'Mortgage Broker' is explained in detail and with examples in the Investments edition of the Herold Financial Dictionary, which you can get from Amazon in Ebook or Paperback edition.
A mortgage broker is a firm or sole proprietorship that performs a role as an intermediary between banks and businesses or individuals who are looking for mortgage loans. Even though banks have always vended their own mortgage products, mortgage brokers have gradually taken a larger and larger share of the loan originating market as they seek out direct lenders and banks that have the specific products that a customer wants or needs.

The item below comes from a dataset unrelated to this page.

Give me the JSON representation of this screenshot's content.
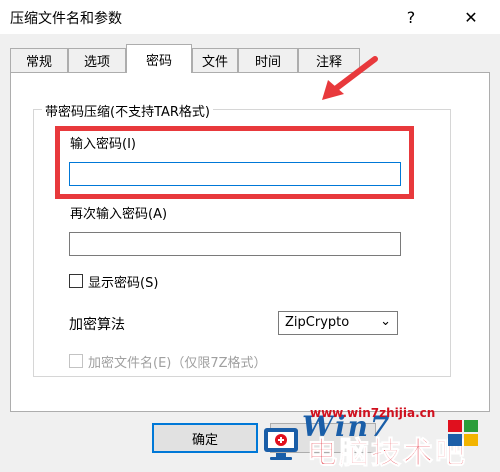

Nowadays, sixty-eight percent of all loans begin with mortgage brokers in the United States, making them by far and away the biggest vendors of mortgage products for banks and lenders. The remaining thirty-two percent of loans come from banks own direct marketing efforts and retail branch efforts. Mortgage broker fees are separate from the bank mortgage fees. They are based on the loans’ amounts themselves and range from commonly one to three percent of the total loan amount.
Mortgage brokers are mostly regulated in order to make sure that they comply with finance laws and banking rules in the consumer’s jurisdiction. This level of regulation does vary per state. Forty-nine of the fifty states have their own laws or boards that regulate mortgage lending within their state’s borders. The industry is similarly governed by ten different federal laws that are applied by five federal agencies for enforcement.
Banks find mortgage brokers to be an ideal means of bringing in borrowers who will qualify for a loan. In this way, a mortgage broker acts as a screening agent for a bank. Banks are furthermore able to shift forward a portion of the fraud and foreclosure risks to the loan originators using their contractual legal arrangements with them. In the originating of a loan, a mortgage broker will do the footwork of collecting and processing all of the necessary paper work associated with real estate mortgages.
Mortgage brokers should not be confused with loan officers of a bank. Mortgage brokers are typically state registered and also licensed in order to work as a mortgage broker. This makes them liable personally for any fraud that they commit during the entire life span of the loans in question. Being a mortgage broker comes with professional, legal, and ethical responsibilities that include proper disclosure of mortgage terms to consumers.
Mortgage brokers come with all kinds of experience, as do loan officers, who are employees of banks. While loan officers commonly close more loans than mortgage brokers actually do because of their extensive network of referrals within the bank for which they work, the majority of mortgage brokers make more money than loan officers make. Mortgage brokers generate the lion’s share of all loan originations within the country as well.
Mortgage brokers are all represented by the NAMB, which is the acronym for their group the National Association of Mortgage Brokers. The NAMB’s mission is to represent the industry of mortgage brokers throughout the U.S. It also offers education, resources to members, and a certification program as well.